Police Required to Record Interrogation in Major Felonies
The express wording of the statute requires the police to make a time-stamped audio-visual recording of the entire custodial interrogation, including the Miranda warning component of the interrogation. The statute also requires that equipment be utilized in this process that prevents editing or altering the original content of the recording.
When the police conduct a custodial interrogation for a major felony they are not required to secure the consent of the suspect, nor are they required to inform the suspect of the recording. If the suspect objects to the recording, that is noted, and the interrogation continues unless the suspect invokes a right to have an attorney present.
Major felonies are defined in the new law as any felony that has life imprisonment, or a maximum punishment of 20-years; this includes Criminal Sexual Conduct in the 3rd degree [i.e. victim between age of 13 and 16]. In our experience with such cases, most interrogations have long been recorded.
Making a recording helps the system to the extent that such a recording makes compelling evidence at a criminal trial. If the suspect confesses, then "the cloth is cut" as we say in the criminal defense bar. When an accused's confession is recorded, and the criminal defense lawyer is unable to suppress the recording, a guilty plea usually results.
On the other hand, sometimes the recording depicts an individual ardently asserting their innocence, non-involvement, or an alibi. Once produced, as required by the new statute, the defense attorney is entitled to a copy of the recorded statement.
If local law enforcement is unable to produce the major felony recording, either due to malfunctioning equipment [happens more than you would think] or because there is no equipment due to budget cuts, then the defendant is entitled to a jury instruction advising the jurors of the statutory requirement for a recording, and further advising jurors they can take the missing recording into account.

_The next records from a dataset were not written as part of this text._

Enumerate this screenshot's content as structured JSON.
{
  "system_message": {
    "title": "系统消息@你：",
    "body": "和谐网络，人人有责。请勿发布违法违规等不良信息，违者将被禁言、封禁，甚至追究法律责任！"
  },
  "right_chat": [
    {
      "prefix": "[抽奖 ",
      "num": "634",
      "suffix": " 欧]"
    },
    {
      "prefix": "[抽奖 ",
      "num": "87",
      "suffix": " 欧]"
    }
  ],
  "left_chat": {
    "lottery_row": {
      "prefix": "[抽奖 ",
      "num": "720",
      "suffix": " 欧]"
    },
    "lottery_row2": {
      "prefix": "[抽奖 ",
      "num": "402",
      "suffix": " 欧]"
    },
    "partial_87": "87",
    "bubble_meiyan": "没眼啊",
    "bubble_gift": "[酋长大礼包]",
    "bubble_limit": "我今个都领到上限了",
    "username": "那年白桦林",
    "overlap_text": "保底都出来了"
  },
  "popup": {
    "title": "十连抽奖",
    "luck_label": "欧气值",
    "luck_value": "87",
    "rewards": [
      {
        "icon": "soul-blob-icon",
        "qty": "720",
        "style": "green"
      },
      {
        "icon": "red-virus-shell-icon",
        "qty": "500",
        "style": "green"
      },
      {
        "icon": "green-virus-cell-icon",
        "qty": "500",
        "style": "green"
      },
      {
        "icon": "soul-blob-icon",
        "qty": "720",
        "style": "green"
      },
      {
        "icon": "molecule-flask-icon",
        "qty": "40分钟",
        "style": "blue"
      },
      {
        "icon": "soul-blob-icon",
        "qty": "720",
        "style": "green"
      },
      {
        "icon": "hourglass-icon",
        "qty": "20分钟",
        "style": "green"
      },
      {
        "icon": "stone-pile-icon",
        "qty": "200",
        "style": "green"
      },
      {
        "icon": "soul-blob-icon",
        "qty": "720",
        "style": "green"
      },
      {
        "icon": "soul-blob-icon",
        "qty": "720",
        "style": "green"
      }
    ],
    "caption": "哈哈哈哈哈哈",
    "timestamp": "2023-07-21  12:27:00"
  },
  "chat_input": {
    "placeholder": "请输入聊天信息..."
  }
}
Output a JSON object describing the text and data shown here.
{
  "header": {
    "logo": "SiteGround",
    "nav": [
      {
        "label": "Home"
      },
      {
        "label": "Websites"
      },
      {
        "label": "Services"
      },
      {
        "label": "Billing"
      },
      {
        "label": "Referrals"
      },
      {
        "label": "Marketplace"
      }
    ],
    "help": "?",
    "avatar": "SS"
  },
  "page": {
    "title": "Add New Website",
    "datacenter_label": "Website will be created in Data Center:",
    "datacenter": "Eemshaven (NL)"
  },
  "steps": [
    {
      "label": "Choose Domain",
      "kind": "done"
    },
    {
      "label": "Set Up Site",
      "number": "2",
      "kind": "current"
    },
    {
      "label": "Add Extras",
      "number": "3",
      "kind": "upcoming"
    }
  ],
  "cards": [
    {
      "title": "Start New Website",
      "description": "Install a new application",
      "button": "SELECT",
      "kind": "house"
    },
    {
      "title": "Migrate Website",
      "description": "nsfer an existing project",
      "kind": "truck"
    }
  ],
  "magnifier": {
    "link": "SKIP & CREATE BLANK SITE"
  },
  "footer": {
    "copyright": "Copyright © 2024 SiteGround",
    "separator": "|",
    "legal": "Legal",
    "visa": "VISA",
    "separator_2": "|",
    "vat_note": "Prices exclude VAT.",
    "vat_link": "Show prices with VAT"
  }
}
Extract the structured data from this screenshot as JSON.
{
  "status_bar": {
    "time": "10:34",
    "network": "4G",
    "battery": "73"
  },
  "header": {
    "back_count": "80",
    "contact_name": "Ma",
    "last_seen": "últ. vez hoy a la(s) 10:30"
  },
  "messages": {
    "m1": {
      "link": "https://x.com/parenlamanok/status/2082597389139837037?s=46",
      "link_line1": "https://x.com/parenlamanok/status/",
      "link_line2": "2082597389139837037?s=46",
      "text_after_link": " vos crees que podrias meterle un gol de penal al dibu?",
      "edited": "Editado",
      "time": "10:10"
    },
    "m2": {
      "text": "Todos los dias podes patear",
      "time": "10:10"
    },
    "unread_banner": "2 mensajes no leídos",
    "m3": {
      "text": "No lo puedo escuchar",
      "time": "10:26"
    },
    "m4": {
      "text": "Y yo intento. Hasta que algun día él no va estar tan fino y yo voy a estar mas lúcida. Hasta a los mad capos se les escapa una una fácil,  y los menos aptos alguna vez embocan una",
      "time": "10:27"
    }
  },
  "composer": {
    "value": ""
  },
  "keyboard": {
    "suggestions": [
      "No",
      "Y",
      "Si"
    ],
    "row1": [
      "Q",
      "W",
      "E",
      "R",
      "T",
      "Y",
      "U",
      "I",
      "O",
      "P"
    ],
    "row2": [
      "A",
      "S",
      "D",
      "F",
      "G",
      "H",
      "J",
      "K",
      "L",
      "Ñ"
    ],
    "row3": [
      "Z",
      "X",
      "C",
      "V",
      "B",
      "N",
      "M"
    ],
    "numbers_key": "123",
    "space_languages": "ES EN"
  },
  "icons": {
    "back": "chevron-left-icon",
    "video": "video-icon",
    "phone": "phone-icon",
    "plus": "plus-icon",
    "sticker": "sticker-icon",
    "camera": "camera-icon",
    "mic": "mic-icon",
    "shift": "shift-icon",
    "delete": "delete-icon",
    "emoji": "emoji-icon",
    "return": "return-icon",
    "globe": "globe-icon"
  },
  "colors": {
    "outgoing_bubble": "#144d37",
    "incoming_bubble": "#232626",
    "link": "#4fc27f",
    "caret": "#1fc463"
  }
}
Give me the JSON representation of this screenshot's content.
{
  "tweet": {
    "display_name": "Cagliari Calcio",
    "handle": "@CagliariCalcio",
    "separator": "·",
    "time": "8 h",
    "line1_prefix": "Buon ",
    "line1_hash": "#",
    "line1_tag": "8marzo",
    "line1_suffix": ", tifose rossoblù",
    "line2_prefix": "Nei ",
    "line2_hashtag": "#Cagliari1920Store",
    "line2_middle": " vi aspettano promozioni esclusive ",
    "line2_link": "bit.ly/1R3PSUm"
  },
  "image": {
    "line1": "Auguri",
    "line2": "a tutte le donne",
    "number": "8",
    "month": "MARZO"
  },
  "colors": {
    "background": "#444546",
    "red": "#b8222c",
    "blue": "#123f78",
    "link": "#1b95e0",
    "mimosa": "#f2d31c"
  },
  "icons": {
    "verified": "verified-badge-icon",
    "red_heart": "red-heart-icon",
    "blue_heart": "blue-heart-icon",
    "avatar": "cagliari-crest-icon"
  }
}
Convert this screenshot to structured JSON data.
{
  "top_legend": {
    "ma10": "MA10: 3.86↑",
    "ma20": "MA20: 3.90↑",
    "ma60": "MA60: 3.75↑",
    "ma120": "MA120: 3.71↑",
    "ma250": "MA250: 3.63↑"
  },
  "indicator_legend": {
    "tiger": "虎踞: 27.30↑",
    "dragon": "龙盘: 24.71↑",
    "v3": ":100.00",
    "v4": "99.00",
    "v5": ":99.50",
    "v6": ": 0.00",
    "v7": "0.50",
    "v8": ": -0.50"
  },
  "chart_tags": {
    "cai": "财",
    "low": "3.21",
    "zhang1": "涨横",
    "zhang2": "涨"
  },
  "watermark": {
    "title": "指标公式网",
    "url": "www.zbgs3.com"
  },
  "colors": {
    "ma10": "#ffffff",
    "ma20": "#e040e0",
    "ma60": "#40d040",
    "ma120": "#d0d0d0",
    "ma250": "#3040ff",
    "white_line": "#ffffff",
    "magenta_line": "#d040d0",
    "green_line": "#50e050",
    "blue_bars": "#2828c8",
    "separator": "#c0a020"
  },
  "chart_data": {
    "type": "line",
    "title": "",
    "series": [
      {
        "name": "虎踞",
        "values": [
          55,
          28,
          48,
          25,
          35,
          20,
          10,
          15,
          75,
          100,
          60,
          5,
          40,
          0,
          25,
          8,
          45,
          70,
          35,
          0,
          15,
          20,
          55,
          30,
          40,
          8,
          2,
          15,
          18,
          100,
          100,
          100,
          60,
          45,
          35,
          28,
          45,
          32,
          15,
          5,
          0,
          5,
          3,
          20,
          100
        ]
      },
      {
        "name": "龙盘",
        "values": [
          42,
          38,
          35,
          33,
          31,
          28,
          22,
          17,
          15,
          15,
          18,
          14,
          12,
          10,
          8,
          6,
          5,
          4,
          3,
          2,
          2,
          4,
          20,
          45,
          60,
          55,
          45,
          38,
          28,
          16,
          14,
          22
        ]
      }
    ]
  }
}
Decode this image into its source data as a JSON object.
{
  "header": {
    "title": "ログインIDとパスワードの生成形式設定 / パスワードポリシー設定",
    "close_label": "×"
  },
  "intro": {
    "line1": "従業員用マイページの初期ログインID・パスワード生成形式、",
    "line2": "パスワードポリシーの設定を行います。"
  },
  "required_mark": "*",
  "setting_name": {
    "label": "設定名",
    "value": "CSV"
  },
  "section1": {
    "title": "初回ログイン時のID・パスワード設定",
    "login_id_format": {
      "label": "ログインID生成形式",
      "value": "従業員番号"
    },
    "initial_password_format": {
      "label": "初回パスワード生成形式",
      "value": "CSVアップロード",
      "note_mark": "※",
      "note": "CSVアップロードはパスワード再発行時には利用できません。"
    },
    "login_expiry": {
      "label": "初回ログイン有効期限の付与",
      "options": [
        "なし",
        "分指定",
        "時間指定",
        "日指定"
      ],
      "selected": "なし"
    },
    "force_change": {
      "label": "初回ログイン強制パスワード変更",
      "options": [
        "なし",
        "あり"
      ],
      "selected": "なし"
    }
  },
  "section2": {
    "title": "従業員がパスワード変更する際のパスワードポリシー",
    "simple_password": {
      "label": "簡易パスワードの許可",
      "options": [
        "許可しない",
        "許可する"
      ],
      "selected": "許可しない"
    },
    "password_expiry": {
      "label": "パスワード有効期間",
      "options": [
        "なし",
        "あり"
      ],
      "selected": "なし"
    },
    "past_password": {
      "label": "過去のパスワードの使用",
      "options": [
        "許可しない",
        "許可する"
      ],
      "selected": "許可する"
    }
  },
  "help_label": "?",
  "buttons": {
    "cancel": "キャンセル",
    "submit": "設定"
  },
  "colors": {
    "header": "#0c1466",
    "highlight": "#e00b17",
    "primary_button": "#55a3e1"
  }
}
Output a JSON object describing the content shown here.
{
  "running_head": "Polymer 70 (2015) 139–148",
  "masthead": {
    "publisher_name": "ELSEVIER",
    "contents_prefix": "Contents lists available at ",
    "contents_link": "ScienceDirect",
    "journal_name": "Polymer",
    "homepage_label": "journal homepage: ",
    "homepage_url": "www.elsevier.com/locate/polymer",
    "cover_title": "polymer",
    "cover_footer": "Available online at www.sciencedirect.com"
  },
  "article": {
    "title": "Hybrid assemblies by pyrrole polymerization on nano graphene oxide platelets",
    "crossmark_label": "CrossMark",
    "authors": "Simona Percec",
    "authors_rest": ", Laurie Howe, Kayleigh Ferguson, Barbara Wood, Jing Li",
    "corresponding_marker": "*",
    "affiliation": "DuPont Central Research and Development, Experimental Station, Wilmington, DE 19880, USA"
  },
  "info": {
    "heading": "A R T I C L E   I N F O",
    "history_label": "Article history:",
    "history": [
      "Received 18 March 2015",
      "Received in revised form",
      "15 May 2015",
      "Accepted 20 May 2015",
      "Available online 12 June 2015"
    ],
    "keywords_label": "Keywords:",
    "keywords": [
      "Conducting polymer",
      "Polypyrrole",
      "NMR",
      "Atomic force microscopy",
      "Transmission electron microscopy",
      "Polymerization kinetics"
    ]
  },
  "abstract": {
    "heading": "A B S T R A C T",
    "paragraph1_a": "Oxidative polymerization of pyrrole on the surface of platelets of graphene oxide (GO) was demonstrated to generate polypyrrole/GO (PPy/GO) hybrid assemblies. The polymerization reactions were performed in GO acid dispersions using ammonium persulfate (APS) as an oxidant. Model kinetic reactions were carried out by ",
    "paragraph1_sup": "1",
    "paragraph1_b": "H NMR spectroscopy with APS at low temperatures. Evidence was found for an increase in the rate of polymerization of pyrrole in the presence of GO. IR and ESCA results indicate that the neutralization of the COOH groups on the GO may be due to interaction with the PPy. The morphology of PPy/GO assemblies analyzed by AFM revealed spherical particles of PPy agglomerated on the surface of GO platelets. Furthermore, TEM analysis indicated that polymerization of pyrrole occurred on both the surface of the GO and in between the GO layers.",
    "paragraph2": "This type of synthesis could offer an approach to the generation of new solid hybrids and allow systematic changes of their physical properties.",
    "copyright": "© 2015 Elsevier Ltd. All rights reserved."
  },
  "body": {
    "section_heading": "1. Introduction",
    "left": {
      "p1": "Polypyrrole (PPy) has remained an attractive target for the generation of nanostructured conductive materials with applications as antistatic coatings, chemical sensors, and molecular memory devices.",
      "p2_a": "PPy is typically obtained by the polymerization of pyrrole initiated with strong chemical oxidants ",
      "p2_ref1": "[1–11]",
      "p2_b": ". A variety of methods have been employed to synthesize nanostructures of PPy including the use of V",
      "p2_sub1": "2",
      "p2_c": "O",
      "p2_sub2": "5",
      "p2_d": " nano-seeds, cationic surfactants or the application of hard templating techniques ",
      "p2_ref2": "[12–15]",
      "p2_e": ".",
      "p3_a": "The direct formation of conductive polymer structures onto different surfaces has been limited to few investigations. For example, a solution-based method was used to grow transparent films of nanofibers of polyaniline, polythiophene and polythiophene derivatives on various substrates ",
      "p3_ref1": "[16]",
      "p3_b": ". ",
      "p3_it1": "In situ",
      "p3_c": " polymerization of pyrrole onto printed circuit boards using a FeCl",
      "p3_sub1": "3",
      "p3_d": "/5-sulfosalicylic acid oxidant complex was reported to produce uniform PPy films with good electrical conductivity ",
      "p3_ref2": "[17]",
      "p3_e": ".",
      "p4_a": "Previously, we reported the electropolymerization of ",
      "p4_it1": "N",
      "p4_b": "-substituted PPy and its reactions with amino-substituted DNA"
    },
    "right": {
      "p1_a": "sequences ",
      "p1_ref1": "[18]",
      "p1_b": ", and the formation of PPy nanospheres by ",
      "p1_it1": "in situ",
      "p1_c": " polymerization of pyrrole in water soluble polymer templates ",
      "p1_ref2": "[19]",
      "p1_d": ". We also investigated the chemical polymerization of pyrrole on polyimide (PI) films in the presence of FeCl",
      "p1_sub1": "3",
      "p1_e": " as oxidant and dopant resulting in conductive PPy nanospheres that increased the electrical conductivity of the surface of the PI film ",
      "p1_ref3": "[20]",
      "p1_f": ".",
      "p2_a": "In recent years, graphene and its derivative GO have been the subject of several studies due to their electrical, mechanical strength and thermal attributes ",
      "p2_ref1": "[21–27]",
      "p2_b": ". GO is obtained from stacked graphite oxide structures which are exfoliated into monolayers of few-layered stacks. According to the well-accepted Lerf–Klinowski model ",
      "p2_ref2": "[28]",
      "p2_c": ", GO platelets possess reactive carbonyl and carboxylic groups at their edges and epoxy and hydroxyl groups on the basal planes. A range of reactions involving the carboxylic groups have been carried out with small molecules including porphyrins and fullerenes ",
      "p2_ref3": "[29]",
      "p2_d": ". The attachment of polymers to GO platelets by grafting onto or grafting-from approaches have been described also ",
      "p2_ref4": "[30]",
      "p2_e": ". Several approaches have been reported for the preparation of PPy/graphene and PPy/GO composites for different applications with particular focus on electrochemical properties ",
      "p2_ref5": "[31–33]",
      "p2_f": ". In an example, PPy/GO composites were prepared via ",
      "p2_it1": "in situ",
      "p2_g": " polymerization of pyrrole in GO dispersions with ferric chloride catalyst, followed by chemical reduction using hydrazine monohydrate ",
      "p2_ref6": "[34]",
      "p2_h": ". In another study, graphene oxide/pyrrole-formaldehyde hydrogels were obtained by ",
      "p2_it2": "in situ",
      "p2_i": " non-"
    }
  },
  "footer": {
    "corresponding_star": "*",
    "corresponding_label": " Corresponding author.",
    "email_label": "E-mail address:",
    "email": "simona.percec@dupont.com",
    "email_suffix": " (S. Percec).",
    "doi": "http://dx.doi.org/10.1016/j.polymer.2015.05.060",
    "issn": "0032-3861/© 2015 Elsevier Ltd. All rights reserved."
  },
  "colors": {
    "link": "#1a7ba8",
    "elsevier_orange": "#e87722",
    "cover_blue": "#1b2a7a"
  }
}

A more effective remedy, from the criminal defense perspective, is the preclusion of the substance of any unrecorded statement into evidence during the trial. The best evidence is the actual recording of the accused's statement, not the officer's summary or re-telling of such a statement.